On the other hand, it may be smart to cut your Calories by about 300-500/day below a maintenance level to start and then mix in a week every three to four weeks that is a "normal" Calorie level; this means eating more quality food! This is not a lame justification for daily DQ and wings.
Many highly educated people loathe cardio; they think it is the antithesis to building an ideal physique. I was similarly convinced last year by one of my professors. The reason this idea prevails is because simultaneously adapting to endurance training and trying to build absolute MAXIMAL strength and size are contradictory. However, there are numerous examples of athletes who seem to require strength, cardiovascular endurance and leanness well: certain football positions, basketball, swimmers, and many others.
My point is this: if you are exclusively a competitive powerlifter or a trying to build absolute maximal muscle mass before dieting, you may want to seriously limit cardio. Alternatively, if leanness and weight-loss is your goal, cardio definitely needs to be in the plan and in a greater amount than 24 minutes per week. The level of caloric deprivation you'll endure to get lean without cardio may be so catabolic that it cancels out any muscle-building benefit of excluding it.
On the other hand, daily, marathon sessions of cardio are a total waste of time, unless you are training for a marathon, ofcourse. Hi intensity intervals are definitely the way to go for a lean look. At least 2-3 days a week should include some kind of unpleasant interval workout that lasts 30-40 minutes--do not do this on the same day as legs. On the non-interval days, do about 30-45 minutes of moderate intensity cardio. If your workouts are productive enough, this should be enough to see results. If you are competing, you may need to step it up a little more.
3. Resistance Training
Volume is so important, and it's simply not there in ten sets.

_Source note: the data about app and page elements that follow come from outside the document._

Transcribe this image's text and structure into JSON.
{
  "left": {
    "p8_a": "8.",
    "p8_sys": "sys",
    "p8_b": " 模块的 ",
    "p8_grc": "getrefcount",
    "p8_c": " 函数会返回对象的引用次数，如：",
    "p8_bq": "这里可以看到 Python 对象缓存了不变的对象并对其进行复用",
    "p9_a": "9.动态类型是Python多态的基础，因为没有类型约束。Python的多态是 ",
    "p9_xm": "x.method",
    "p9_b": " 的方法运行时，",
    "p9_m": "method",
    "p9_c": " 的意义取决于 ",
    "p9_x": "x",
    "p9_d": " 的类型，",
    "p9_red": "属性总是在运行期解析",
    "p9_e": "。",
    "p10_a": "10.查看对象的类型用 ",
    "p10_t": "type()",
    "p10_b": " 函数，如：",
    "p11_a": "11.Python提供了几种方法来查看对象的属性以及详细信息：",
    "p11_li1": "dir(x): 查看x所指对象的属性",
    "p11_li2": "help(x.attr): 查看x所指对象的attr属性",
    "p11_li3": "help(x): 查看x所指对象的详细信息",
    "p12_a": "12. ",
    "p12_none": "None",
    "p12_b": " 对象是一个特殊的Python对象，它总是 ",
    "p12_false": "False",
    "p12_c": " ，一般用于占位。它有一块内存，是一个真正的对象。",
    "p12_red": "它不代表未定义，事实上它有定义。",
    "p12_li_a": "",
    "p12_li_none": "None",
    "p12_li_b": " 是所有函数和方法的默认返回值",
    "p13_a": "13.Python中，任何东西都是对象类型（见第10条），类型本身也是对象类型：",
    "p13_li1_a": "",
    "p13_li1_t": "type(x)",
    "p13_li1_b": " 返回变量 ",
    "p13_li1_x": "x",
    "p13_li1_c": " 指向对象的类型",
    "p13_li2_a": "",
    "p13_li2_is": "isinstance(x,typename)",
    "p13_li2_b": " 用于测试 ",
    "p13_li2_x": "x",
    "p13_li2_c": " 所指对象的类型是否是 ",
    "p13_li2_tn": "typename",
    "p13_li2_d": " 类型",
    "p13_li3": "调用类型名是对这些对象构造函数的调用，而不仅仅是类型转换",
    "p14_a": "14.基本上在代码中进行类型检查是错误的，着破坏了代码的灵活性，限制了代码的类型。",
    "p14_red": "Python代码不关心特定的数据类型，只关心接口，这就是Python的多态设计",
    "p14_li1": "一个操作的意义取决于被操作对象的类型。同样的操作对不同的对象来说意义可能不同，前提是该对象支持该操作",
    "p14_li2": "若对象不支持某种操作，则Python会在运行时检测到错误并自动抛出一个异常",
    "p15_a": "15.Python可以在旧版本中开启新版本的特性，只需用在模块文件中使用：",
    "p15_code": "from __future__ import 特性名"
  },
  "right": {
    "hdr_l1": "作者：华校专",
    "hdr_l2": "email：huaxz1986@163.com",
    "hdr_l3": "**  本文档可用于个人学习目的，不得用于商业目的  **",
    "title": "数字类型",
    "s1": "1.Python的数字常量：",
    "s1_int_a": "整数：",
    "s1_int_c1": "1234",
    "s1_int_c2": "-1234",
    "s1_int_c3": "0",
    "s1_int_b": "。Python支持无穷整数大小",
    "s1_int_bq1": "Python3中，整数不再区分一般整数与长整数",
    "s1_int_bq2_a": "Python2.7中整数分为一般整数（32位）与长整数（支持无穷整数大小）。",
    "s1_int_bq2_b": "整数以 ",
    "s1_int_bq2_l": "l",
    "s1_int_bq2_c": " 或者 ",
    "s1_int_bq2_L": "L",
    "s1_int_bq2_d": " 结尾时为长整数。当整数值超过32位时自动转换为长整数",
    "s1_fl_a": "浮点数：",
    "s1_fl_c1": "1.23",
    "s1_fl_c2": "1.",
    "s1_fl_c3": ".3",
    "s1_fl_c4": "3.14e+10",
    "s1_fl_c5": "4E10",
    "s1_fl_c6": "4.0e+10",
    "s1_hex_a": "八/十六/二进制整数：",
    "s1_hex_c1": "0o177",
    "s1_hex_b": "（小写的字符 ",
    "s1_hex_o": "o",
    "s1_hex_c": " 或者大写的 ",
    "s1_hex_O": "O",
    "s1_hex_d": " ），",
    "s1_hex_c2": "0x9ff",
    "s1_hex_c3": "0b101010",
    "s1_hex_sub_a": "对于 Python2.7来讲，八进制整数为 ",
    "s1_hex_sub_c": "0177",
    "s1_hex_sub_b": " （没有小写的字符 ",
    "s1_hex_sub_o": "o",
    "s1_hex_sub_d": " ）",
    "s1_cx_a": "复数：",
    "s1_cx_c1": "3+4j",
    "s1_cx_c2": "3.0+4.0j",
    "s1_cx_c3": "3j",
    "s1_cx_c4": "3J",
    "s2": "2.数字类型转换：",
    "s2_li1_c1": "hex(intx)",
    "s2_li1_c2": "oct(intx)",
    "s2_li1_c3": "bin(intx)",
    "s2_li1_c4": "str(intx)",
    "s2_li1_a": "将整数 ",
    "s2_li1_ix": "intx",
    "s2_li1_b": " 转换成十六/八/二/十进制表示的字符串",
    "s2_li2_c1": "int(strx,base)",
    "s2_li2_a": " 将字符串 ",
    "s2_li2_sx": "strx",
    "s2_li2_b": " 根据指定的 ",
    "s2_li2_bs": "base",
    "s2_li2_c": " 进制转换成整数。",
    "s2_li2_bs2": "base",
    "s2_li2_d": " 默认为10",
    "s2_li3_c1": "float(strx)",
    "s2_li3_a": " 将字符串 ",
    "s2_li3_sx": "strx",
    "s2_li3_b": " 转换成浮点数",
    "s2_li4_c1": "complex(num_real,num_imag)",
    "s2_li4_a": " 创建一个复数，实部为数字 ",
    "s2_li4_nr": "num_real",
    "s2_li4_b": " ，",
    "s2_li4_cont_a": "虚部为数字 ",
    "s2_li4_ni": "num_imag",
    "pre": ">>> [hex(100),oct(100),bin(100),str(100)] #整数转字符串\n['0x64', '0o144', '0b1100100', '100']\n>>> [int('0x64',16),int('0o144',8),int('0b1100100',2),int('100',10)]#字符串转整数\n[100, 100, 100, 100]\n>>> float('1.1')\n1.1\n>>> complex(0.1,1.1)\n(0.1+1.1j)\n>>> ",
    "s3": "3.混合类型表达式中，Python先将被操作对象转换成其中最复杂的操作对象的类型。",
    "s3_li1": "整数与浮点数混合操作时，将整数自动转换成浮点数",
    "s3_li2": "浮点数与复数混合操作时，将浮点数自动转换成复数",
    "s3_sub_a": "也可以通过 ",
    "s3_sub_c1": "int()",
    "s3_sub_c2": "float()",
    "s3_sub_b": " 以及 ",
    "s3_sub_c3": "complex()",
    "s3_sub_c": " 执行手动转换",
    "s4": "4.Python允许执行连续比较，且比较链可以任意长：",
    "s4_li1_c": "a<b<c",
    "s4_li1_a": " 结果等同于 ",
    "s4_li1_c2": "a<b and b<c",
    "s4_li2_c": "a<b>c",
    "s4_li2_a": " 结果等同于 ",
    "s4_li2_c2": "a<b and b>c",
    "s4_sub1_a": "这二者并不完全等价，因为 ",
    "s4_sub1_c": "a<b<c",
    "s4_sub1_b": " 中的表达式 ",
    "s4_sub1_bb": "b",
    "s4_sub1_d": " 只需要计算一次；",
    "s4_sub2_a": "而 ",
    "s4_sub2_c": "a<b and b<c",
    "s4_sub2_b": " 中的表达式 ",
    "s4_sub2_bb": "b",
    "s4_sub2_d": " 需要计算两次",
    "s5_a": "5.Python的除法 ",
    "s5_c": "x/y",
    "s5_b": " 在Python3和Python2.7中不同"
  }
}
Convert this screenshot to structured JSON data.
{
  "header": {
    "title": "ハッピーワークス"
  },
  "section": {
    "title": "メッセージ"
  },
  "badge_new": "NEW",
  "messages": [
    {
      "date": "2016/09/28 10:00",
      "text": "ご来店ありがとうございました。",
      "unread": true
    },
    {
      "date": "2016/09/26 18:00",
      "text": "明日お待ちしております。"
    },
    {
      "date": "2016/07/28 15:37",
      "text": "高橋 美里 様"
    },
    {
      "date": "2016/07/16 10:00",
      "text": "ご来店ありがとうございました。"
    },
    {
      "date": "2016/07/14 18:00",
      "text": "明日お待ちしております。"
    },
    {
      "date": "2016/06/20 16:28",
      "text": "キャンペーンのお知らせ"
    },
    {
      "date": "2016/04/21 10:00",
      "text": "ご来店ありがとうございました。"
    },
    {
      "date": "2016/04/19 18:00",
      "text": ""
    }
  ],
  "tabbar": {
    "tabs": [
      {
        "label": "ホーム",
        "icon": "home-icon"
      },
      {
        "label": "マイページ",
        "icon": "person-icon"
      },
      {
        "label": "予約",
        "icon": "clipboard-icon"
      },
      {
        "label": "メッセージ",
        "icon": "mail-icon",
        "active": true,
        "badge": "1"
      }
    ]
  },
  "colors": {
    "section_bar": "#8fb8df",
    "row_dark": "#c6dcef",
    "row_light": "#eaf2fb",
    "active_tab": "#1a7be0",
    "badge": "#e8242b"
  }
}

Today I did just under 40 sets in 55 minutes; 12-15 reps; moderately heavy weight; to failure; minimal rest--that's INTENSITY! Though it's not a good level for a beginner; it's should be built up to that level for noticeable muscularity and leanness. It's also not a good idea to train that way every day. Also, do not do exclusively lighter lifting on a diet; you will loose your size and the muscular adaptations that helped you to gain the muscle in the first place.
Dr. William Kraemer of U Conn, who is a muscle physiology expert and works with several professional teams, recommends of a training plan of "undulating per iodization" Essentially, this means that you follow a program that incorporates heavy days with low reps, moderate days with moderate of reps, circuit or supersetting type days (that was today for me) and also power/plyometric days. In this way, you are kind-of getting the best of all worlds and stimulating your muscles with something new every time you lift!
So for Alex above, if he eats a little less clean food, changes his training to include more productive cardio, and ramps up the intensity of his training, in time he can realistically regain his leaner physique with consistent implementation of the plan
About the Author...
Jean Jitomir is a registered dietitian, Master of Science in Nutrition and is currently working on her Ph.D. in Exercise Nutrition at Baylor University. She has experience as a private dietitian and cooking instructor. Jean has competed in figure at the national level and is qualified for national level competition as a light weight bodybuilder.